A tax on stock trades floated by Gov. Phil Murphy is off the table as part of a 2021 budget deal that will include a millionaires tax and a middle class tax cut, the New Jersey Globe has learned.
Murphy and legislative leaders have agreed that there will be no further consideration of a proposal to impose a quarter-of-cent tax on every electronic financial transaction.
The decision to drop the transaction tax — at least for now –comes five days after the Wall Street Journal reported that the New York Stock Exchange was threatening to move its data center out of New Jersey if the tax plan was adopted.
Many of the major U.S. stock exchanges run their electronic trading systems out of New Jersey.
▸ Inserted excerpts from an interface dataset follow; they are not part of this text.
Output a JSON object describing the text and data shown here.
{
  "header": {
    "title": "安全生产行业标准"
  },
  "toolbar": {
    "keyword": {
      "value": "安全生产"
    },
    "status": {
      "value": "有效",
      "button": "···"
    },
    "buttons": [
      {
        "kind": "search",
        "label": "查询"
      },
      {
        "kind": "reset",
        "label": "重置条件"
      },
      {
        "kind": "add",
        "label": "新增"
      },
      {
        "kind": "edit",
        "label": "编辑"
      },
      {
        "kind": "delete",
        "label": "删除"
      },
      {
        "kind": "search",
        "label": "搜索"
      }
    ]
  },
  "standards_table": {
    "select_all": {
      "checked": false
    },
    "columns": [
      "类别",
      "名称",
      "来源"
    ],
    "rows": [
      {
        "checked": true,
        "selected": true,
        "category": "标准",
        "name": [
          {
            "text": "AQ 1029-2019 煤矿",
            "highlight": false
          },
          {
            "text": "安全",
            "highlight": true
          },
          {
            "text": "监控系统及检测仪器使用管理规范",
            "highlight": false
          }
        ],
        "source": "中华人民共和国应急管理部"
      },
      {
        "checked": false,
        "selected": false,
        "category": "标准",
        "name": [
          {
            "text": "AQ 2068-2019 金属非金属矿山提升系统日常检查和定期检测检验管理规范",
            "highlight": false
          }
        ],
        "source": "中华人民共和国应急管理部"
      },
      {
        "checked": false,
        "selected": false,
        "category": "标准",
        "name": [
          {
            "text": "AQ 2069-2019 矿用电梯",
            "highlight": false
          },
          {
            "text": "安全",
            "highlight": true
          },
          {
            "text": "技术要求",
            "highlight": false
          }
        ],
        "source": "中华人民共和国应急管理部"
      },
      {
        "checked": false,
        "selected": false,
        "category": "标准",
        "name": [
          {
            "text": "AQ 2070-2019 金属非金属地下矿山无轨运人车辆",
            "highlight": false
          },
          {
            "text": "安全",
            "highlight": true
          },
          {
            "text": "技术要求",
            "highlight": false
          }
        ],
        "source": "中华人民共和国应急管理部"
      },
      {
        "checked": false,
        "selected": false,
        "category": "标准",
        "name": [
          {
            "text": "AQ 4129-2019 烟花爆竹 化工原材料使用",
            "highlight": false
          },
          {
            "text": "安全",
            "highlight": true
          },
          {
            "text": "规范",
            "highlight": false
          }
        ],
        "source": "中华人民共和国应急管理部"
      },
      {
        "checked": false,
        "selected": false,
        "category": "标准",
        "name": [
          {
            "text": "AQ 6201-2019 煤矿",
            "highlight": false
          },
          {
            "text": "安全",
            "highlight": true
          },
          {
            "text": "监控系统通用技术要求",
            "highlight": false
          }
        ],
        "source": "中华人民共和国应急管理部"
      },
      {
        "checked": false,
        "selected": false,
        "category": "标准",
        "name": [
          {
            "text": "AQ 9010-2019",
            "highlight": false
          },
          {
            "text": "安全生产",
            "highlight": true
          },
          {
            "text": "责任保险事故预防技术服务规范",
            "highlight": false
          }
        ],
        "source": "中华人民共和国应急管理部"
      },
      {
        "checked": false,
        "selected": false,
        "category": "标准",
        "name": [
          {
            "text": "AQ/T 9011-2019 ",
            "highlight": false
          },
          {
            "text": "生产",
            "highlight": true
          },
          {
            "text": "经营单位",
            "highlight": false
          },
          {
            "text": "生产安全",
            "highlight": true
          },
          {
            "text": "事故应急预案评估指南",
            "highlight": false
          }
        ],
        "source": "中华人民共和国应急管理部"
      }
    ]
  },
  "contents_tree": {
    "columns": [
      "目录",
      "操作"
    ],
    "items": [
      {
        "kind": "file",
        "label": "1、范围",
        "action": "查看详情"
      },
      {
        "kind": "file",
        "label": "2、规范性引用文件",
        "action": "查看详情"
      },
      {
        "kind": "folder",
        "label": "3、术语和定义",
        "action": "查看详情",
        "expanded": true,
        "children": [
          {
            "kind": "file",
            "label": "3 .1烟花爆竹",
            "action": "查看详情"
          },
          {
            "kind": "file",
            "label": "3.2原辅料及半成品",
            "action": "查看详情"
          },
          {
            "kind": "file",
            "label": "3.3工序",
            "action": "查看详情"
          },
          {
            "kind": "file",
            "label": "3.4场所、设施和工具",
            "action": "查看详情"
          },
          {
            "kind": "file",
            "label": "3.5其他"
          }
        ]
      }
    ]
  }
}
From September 28 to October 2, the NYSE is going to run their smallest of five exchanges out of a backup site in Chicago.
The timing of the test is significant, since the state budget must be passed by September 30.
Legislation sponsored by Assemblyman John McKeon (D-West Orange), the chairman of the Assembly Financial Institutions and Insurance Committee, would have imposed the tax on individuals or businesses that process 10,000 or more electronic financial transactions annually.
Murphy did not include the idea in his current budget, but said he was open to supporting it.
Sources told the Globe that concept of a tax on stock trades is not permanently dead.
The New Jersey Globe first reported today that Murphy and the legislative leadership had agreed to a millionaires tax and a middle class tax cut of $500 for about 650,000 families.
This story was updated at 10:35 PM.